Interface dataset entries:
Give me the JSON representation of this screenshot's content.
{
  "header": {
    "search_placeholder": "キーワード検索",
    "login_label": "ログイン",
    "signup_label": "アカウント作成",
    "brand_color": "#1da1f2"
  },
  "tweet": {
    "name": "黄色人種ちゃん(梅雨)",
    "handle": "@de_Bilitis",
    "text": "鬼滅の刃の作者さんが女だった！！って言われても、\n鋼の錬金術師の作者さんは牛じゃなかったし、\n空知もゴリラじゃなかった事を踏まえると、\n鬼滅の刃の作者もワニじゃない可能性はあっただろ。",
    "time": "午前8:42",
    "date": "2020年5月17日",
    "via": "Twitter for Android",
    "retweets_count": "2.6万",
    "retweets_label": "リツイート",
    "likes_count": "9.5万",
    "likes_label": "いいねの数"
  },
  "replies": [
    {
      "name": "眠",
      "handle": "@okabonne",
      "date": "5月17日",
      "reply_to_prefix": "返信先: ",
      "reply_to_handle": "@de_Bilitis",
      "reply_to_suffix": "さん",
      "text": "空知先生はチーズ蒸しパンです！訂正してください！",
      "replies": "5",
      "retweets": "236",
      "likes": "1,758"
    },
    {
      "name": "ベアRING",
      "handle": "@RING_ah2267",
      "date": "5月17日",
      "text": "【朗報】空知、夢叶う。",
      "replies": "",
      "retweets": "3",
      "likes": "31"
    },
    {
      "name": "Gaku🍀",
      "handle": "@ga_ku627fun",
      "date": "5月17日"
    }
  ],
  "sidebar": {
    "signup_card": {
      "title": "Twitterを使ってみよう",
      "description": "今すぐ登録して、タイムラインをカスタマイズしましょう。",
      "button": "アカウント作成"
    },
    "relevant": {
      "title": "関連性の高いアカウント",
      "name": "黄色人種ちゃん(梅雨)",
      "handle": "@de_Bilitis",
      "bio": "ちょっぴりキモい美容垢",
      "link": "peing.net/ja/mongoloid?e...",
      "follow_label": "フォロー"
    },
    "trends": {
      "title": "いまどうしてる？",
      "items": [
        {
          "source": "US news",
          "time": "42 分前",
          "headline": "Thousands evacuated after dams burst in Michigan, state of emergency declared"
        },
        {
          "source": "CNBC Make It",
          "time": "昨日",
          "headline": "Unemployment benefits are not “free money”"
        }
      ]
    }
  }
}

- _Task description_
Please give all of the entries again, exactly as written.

- _Task response_
Give me the JSON representation of this screenshot's content.
{
  "header": {
    "search_placeholder": "キーワード検索",
    "login_label": "ログイン",
    "signup_label": "アカウント作成",
    "brand_color": "#1da1f2"
  },
  "tweet": {
    "name": "黄色人種ちゃん(梅雨)",
    "handle": "@de_Bilitis",
    "text": "鬼滅の刃の作者さんが女だった！！って言われても、\n鋼の錬金術師の作者さんは牛じゃなかったし、\n空知もゴリラじゃなかった事を踏まえると、\n鬼滅の刃の作者もワニじゃない可能性はあっただろ。",
    "time": "午前8:42",
    "date": "2020年5月17日",
    "via": "Twitter for Android",
    "retweets_count": "2.6万",
    "retweets_label": "リツイート",
    "likes_count": "9.5万",
    "likes_label": "いいねの数"
  },
  "replies": [
    {
      "name": "眠",
      "handle": "@okabonne",
      "date": "5月17日",
      "reply_to_prefix": "返信先: ",
      "reply_to_handle": "@de_Bilitis",
      "reply_to_suffix": "さん",
      "text": "空知先生はチーズ蒸しパンです！訂正してください！",
      "replies": "5",
      "retweets": "236",
      "likes": "1,758"
    },
    {
      "name": "ベアRING",
      "handle": "@RING_ah2267",
      "date": "5月17日",
      "text": "【朗報】空知、夢叶う。",
      "replies": "",
      "retweets": "3",
      "likes": "31"
    },
    {
      "name": "Gaku🍀",
      "handle": "@ga_ku627fun",
      "date": "5月17日"
    }
  ],
  "sidebar": {
    "signup_card": {
      "title": "Twitterを使ってみよう",
      "description": "今すぐ登録して、タイムラインをカスタマイズしましょう。",
      "button": "アカウント作成"
    },
    "relevant": {
      "title": "関連性の高いアカウント",
      "name": "黄色人種ちゃん(梅雨)",
      "handle": "@de_Bilitis",
      "bio": "ちょっぴりキモい美容垢",
      "link": "peing.net/ja/mongoloid?e...",
      "follow_label": "フォロー"
    },
    "trends": {
      "title": "いまどうしてる？",
      "items": [
        {
          "source": "US news",
          "time": "42 分前",
          "headline": "Thousands evacuated after dams burst in Michigan, state of emergency declared"
        },
        {
          "source": "CNBC Make It",
          "time": "昨日",
          "headline": "Unemployment benefits are not “free money”"
        }
      ]
    }
  }
}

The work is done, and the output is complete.